Elementary Division

3rd - 6th Grade


Date Event
Sep 7
3:00 - 4:30 pm
Teacher orientation on-line - At least one person from each participating school needs to attend orientation
Dec 1 School Registration opens
Jan 5 All elementary schools should be registered by this date
Jan 19 Ideally, all school fairs should be completed by this date
Jan 25 Deadline for teachers to submit student projects to GARSEF
All requirements for each project should be complete (Steps 1-4)
Feb 23 Check-in and set-up of all projects at Palmer Event Center
This can be done by student, parent, or teacher
Feb 24
9:30 - 1:30 am
Exploring Science Open!
All students need to be supervised while in the Exploring Science area
Feb 24
8:30 - 10:15 am
5th - 6th grade Judging
Students should be at their projects 15 minutes early
Feb 24
11:00 - 12:45 pm
3rd - 4th grade Judging
Students should be at their projects 15 minutes early
Feb 24
2:00 - 4:30 pm
Public viewing of all projects
Feb 24
3:00 - 4:30 pm
Elementary Award Ceremony for everyone
All students will be called to the stage by Grade, District, and School for group photos
Feb 24
4:30 pm
Project boards are taken down and discarded
Please remove any project boards you wish to keep before this time
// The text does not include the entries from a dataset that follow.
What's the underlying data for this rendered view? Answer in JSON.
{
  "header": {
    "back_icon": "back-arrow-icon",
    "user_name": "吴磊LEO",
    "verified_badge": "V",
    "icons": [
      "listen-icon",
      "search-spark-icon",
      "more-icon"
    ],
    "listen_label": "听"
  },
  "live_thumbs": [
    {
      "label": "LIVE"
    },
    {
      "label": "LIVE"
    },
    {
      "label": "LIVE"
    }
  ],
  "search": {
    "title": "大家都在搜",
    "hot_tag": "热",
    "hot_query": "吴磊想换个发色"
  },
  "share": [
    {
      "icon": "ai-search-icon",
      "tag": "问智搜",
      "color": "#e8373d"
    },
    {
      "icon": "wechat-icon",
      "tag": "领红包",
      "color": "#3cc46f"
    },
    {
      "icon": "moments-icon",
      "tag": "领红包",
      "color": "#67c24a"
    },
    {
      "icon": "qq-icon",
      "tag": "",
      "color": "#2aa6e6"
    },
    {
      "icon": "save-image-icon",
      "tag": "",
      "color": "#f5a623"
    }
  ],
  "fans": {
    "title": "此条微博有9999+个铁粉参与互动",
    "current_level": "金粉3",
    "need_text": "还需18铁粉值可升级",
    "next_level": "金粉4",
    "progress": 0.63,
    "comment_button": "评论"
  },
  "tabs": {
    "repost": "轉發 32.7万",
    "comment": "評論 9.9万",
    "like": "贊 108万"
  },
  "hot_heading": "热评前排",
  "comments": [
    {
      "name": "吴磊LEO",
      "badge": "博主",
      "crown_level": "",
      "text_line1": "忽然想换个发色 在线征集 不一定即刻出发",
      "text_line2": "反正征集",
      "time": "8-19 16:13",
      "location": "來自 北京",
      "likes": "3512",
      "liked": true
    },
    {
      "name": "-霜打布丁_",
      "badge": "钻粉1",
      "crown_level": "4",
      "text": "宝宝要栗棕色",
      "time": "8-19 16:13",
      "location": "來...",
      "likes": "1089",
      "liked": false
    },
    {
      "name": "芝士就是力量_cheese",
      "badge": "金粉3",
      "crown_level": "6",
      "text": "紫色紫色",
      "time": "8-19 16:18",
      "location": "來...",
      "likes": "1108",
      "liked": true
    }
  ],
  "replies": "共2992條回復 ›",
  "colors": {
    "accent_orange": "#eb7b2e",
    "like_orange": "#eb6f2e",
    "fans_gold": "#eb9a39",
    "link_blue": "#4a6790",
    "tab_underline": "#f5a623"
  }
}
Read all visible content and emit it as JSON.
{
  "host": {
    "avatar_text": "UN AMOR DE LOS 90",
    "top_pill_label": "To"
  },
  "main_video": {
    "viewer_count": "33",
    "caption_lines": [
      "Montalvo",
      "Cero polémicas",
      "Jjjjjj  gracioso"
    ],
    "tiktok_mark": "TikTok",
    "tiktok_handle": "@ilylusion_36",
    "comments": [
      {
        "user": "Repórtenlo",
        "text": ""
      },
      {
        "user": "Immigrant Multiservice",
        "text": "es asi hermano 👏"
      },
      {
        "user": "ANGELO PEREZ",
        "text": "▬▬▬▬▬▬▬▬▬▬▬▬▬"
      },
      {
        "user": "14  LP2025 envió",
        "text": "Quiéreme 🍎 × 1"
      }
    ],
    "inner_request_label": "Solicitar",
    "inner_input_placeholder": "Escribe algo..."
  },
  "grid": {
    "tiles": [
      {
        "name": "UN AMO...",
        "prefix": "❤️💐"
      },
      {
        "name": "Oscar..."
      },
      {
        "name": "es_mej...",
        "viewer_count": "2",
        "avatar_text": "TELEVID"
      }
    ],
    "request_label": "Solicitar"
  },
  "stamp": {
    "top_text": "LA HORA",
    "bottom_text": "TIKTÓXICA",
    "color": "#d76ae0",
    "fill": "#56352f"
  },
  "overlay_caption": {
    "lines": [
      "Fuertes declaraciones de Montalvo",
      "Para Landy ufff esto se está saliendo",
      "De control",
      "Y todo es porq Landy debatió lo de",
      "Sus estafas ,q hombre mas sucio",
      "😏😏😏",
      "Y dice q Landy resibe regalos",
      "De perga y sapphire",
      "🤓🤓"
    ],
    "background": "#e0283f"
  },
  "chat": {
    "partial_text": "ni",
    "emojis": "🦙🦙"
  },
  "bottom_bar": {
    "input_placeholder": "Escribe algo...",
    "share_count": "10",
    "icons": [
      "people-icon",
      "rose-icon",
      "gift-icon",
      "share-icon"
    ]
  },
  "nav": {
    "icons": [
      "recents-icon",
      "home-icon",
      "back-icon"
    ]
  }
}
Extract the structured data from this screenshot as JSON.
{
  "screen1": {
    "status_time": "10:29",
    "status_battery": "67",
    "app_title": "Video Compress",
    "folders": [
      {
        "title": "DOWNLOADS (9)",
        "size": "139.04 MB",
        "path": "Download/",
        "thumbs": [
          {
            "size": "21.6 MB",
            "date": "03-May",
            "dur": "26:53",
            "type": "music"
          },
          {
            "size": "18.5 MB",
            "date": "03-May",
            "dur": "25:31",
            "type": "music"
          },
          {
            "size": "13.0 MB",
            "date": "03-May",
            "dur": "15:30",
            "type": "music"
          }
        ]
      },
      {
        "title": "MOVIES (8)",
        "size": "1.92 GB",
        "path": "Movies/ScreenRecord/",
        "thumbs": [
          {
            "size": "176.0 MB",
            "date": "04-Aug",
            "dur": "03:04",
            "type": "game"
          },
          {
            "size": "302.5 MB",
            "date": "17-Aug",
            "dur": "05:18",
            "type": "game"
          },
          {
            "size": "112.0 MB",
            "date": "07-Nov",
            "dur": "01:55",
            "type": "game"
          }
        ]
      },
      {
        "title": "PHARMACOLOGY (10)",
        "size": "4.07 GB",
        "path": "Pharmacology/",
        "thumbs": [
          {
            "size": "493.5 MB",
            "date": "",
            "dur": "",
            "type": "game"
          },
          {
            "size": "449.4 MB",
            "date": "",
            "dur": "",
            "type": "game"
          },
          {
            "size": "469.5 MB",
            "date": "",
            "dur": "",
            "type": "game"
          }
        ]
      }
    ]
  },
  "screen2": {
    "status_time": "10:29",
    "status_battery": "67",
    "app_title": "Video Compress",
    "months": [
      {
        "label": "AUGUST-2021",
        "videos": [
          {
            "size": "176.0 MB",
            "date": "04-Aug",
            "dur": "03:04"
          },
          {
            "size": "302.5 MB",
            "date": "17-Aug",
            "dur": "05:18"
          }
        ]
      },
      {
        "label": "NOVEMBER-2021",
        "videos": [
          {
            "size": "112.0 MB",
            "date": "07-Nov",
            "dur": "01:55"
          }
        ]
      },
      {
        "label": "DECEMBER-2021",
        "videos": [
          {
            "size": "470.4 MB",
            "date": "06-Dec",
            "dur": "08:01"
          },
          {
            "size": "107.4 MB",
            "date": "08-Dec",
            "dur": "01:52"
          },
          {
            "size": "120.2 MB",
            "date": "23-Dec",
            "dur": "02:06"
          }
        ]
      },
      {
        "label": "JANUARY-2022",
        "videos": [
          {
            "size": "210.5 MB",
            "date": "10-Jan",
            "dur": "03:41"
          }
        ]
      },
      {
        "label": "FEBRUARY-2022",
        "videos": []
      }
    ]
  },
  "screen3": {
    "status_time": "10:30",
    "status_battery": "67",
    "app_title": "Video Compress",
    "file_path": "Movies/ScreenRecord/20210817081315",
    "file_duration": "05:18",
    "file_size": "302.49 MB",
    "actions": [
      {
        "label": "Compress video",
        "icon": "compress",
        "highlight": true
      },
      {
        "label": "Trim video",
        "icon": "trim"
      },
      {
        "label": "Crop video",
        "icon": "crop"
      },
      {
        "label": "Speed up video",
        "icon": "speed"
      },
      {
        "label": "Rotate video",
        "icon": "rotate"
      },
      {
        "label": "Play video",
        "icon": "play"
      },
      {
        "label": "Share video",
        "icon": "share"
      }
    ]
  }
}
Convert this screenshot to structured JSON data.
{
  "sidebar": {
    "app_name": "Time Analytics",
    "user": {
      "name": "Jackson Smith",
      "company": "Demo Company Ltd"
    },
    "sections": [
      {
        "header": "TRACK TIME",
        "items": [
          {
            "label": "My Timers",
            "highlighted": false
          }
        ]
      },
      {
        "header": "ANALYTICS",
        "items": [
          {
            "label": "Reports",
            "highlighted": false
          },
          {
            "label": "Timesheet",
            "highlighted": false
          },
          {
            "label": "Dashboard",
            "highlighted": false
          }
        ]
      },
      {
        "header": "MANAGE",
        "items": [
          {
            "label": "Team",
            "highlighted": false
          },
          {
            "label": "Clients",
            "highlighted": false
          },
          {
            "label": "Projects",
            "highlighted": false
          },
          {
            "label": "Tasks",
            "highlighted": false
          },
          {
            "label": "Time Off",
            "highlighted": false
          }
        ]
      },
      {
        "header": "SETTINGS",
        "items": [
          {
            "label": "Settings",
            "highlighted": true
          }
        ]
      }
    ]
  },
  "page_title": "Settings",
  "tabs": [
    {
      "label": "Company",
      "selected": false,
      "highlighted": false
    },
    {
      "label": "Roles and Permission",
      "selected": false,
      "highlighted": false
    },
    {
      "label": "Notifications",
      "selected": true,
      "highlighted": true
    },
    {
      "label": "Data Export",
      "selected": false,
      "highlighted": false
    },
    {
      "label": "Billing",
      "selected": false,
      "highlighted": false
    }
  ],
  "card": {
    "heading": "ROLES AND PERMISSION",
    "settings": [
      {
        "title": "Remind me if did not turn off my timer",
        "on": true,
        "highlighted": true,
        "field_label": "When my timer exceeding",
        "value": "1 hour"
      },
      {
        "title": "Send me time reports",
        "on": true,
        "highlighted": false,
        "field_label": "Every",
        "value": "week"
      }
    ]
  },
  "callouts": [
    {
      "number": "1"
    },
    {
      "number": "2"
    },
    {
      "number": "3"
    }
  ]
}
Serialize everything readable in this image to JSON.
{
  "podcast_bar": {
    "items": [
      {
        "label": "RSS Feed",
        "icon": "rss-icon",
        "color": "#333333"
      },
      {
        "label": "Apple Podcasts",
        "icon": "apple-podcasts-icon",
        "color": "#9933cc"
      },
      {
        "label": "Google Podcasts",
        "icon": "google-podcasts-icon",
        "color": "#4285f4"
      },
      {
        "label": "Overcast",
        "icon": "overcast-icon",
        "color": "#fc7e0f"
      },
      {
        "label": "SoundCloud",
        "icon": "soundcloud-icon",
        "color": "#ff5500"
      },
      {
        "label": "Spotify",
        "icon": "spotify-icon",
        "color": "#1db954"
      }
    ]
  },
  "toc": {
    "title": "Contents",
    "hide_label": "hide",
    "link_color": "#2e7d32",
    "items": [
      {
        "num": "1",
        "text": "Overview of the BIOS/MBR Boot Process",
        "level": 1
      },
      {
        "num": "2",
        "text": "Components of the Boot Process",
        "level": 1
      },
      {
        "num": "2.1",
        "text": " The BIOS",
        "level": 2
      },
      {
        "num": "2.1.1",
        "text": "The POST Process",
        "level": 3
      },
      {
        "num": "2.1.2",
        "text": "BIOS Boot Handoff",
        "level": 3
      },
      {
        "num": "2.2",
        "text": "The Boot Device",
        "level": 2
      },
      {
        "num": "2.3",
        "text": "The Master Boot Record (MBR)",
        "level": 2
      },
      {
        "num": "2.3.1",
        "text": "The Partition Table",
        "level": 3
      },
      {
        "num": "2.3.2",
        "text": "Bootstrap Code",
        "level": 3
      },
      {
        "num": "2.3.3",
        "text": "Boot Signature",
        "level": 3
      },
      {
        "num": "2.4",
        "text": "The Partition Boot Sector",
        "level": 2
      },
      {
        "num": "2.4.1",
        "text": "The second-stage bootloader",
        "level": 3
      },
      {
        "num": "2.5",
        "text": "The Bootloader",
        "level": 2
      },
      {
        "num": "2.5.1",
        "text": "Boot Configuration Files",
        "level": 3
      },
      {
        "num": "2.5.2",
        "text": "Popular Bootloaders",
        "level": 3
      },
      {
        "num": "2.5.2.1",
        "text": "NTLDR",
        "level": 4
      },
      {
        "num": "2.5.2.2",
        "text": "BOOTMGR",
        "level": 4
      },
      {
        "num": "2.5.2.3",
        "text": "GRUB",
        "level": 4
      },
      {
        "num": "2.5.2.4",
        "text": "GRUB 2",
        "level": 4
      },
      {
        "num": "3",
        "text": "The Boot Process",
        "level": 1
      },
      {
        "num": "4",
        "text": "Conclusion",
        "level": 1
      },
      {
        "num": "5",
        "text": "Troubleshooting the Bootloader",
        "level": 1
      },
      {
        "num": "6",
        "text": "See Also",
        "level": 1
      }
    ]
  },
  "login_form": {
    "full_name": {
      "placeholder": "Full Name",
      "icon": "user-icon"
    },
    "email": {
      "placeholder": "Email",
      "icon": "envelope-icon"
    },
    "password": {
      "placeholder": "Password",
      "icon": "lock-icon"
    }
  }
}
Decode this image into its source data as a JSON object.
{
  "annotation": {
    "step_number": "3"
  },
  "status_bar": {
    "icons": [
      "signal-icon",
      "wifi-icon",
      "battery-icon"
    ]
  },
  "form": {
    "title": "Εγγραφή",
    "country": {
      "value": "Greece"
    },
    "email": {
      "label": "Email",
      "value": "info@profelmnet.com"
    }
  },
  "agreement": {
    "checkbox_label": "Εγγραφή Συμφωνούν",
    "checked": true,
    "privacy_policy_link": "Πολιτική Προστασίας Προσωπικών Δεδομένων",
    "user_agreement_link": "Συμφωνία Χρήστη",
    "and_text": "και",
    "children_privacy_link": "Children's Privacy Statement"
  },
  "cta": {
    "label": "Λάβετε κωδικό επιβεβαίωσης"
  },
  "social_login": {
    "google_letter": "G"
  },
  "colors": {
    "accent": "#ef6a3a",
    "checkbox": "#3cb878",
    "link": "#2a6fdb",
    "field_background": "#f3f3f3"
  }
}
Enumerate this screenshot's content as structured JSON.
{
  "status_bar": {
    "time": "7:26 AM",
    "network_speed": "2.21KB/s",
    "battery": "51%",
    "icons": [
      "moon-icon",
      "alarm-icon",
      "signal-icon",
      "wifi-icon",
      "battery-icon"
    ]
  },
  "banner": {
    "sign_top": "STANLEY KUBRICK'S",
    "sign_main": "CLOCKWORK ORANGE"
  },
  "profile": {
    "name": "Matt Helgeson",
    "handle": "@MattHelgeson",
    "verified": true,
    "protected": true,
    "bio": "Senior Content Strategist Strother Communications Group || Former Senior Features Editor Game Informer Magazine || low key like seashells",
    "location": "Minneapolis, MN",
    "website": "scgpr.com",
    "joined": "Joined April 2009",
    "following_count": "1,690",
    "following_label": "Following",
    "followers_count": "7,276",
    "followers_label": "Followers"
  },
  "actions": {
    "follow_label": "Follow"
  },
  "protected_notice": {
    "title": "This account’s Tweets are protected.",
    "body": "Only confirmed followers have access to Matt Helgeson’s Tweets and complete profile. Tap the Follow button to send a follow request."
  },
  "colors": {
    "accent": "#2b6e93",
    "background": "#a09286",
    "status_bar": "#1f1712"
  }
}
How Will My Child Benefit?

A science project integrates many diverse skills, including reading, writing, math, statistics, ethics, critical thinking, and use of computers, graphics, scientific methodology, and public speaking.

The journey to and through the Science Festival is one of self-discovery. It teaches children to develop questions into formal, testable, and solvable problems; it helps prepare them to approach life's challenges systematically. Learning outcomes and finding answers offer powerful self-validation.

How Can I Help?

While your encouragement is the most valuable contribution, your eye on safety is also important.

You may offer guidance wherever you can, but the project should reflect your child's individual effort and design. The project's performance at the Science Festival is less important than what your child accomplishes and learns.

Your child might need help with:

  • selecting an age-appropriate project
  • planning and managing the project timeline - watch out for registration deadlines!
  • getting to libraries, museums, nature centers, universities, and more technical work, such as construction or photography—or, for the youngest, drawing straight lines
  • explaining the project to an audience. You might, for example, play the role of a Science Festival judge and ask probing questions


The most important possible outcomes of your child's project are the joy and learning that come from scientific discovery.